## Work order
All entries must be returned precisely as they appear.

(Records for the task)

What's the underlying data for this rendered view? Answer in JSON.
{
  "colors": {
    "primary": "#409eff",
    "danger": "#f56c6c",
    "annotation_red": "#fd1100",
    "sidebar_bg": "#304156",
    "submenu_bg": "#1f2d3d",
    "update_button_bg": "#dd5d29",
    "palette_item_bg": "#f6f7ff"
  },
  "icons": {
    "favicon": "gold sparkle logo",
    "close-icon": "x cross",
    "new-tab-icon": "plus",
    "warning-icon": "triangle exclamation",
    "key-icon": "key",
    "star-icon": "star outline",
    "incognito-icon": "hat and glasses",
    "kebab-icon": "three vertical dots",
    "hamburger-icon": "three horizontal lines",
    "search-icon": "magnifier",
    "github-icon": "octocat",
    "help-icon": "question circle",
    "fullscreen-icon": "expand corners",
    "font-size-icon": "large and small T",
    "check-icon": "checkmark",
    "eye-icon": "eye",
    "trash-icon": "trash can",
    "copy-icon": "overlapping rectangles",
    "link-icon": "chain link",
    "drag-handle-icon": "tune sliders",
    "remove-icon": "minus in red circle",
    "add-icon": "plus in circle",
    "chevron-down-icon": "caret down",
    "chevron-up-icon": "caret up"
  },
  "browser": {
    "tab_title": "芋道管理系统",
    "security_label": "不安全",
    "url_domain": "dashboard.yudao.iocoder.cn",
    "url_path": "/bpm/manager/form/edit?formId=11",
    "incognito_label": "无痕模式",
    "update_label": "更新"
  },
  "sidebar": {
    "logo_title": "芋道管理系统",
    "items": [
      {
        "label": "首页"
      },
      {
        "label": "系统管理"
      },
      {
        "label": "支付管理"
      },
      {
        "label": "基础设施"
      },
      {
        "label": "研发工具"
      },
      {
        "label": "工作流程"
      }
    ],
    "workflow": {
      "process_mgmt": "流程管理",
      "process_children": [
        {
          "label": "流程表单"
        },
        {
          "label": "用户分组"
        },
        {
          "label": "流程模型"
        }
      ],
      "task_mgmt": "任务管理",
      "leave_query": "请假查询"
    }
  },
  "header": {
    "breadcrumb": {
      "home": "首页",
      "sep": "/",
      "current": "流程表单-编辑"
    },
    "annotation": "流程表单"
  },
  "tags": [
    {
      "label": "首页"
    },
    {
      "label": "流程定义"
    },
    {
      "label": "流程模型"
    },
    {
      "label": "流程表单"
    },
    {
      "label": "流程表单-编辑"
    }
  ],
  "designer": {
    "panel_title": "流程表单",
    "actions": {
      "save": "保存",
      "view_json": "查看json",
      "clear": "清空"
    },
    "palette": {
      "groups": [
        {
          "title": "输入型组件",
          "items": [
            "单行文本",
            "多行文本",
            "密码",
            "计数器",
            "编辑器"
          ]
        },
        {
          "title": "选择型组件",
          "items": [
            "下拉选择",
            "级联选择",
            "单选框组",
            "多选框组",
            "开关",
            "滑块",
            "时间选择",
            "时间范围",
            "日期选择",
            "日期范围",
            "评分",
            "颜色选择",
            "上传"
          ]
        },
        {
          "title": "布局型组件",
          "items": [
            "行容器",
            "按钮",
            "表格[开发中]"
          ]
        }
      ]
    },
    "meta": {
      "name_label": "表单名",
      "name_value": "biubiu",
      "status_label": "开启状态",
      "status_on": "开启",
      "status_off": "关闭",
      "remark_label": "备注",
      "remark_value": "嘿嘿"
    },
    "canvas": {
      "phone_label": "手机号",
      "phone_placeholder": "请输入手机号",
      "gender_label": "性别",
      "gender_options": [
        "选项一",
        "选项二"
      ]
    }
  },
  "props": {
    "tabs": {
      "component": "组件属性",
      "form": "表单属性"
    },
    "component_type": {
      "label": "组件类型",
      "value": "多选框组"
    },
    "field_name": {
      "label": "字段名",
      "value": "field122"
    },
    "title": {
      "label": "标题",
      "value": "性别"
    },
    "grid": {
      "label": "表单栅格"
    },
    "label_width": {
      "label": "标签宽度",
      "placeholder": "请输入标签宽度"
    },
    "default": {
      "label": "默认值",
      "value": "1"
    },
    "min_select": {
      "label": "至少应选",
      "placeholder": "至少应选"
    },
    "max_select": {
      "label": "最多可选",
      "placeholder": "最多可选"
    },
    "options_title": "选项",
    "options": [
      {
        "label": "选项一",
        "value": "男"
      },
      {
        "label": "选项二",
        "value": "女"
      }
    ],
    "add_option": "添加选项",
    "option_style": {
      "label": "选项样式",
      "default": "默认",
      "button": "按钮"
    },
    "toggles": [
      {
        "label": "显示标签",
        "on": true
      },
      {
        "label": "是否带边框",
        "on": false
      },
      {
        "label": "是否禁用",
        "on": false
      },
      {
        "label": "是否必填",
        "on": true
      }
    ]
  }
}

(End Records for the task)

## Task solution
What's the underlying data for this rendered view? Answer in JSON.
{
  "colors": {
    "primary": "#409eff",
    "danger": "#f56c6c",
    "annotation_red": "#fd1100",
    "sidebar_bg": "#304156",
    "submenu_bg": "#1f2d3d",
    "update_button_bg": "#dd5d29",
    "palette_item_bg": "#f6f7ff"
  },
  "icons": {
    "favicon": "gold sparkle logo",
    "close-icon": "x cross",
    "new-tab-icon": "plus",
    "warning-icon": "triangle exclamation",
    "key-icon": "key",
    "star-icon": "star outline",
    "incognito-icon": "hat and glasses",
    "kebab-icon": "three vertical dots",
    "hamburger-icon": "three horizontal lines",
    "search-icon": "magnifier",
    "github-icon": "octocat",
    "help-icon": "question circle",
    "fullscreen-icon": "expand corners",
    "font-size-icon": "large and small T",
    "check-icon": "checkmark",
    "eye-icon": "eye",
    "trash-icon": "trash can",
    "copy-icon": "overlapping rectangles",
    "link-icon": "chain link",
    "drag-handle-icon": "tune sliders",
    "remove-icon": "minus in red circle",
    "add-icon": "plus in circle",
    "chevron-down-icon": "caret down",
    "chevron-up-icon": "caret up"
  },
  "browser": {
    "tab_title": "芋道管理系统",
    "security_label": "不安全",
    "url_domain": "dashboard.yudao.iocoder.cn",
    "url_path": "/bpm/manager/form/edit?formId=11",
    "incognito_label": "无痕模式",
    "update_label": "更新"
  },
  "sidebar": {
    "logo_title": "芋道管理系统",
    "items": [
      {
        "label": "首页"
      },
      {
        "label": "系统管理"
      },
      {
        "label": "支付管理"
      },
      {
        "label": "基础设施"
      },
      {
        "label": "研发工具"
      },
      {
        "label": "工作流程"
      }
    ],
    "workflow": {
      "process_mgmt": "流程管理",
      "process_children": [
        {
          "label": "流程表单"
        },
        {
          "label": "用户分组"
        },
        {
          "label": "流程模型"
        }
      ],
      "task_mgmt": "任务管理",
      "leave_query": "请假查询"
    }
  },
  "header": {
    "breadcrumb": {
      "home": "首页",
      "sep": "/",
      "current": "流程表单-编辑"
    },
    "annotation": "流程表单"
  },
  "tags": [
    {
      "label": "首页"
    },
    {
      "label": "流程定义"
    },
    {
      "label": "流程模型"
    },
    {
      "label": "流程表单"
    },
    {
      "label": "流程表单-编辑"
    }
  ],
  "designer": {
    "panel_title": "流程表单",
    "actions": {
      "save": "保存",
      "view_json": "查看json",
      "clear": "清空"
    },
    "palette": {
      "groups": [
        {
          "title": "输入型组件",
          "items": [
            "单行文本",
            "多行文本",
            "密码",
            "计数器",
            "编辑器"
          ]
        },
        {
          "title": "选择型组件",
          "items": [
            "下拉选择",
            "级联选择",
            "单选框组",
            "多选框组",
            "开关",
            "滑块",
            "时间选择",
            "时间范围",
            "日期选择",
            "日期范围",
            "评分",
            "颜色选择",
            "上传"
          ]
        },
        {
          "title": "布局型组件",
          "items": [
            "行容器",
            "按钮",
            "表格[开发中]"
          ]
        }
      ]
    },
    "meta": {
      "name_label": "表单名",
      "name_value": "biubiu",
      "status_label": "开启状态",
      "status_on": "开启",
      "status_off": "关闭",
      "remark_label": "备注",
      "remark_value": "嘿嘿"
    },
    "canvas": {
      "phone_label": "手机号",
      "phone_placeholder": "请输入手机号",
      "gender_label": "性别",
      "gender_options": [
        "选项一",
        "选项二"
      ]
    }
  },
  "props": {
    "tabs": {
      "component": "组件属性",
      "form": "表单属性"
    },
    "component_type": {
      "label": "组件类型",
      "value": "多选框组"
    },
    "field_name": {
      "label": "字段名",
      "value": "field122"
    },
    "title": {
      "label": "标题",
      "value": "性别"
    },
    "grid": {
      "label": "表单栅格"
    },
    "label_width": {
      "label": "标签宽度",
      "placeholder": "请输入标签宽度"
    },
    "default": {
      "label": "默认值",
      "value": "1"
    },
    "min_select": {
      "label": "至少应选",
      "placeholder": "至少应选"
    },
    "max_select": {
      "label": "最多可选",
      "placeholder": "最多可选"
    },
    "options_title": "选项",
    "options": [
      {
        "label": "选项一",
        "value": "男"
      },
      {
        "label": "选项二",
        "value": "女"
      }
    ],
    "add_option": "添加选项",
    "option_style": {
      "label": "选项样式",
      "default": "默认",
      "button": "按钮"
    },
    "toggles": [
      {
        "label": "显示标签",
        "on": true
      },
      {
        "label": "是否带边框",
        "on": false
      },
      {
        "label": "是否禁用",
        "on": false
      },
      {
        "label": "是否必填",
        "on": true
      }
    ]
  }
}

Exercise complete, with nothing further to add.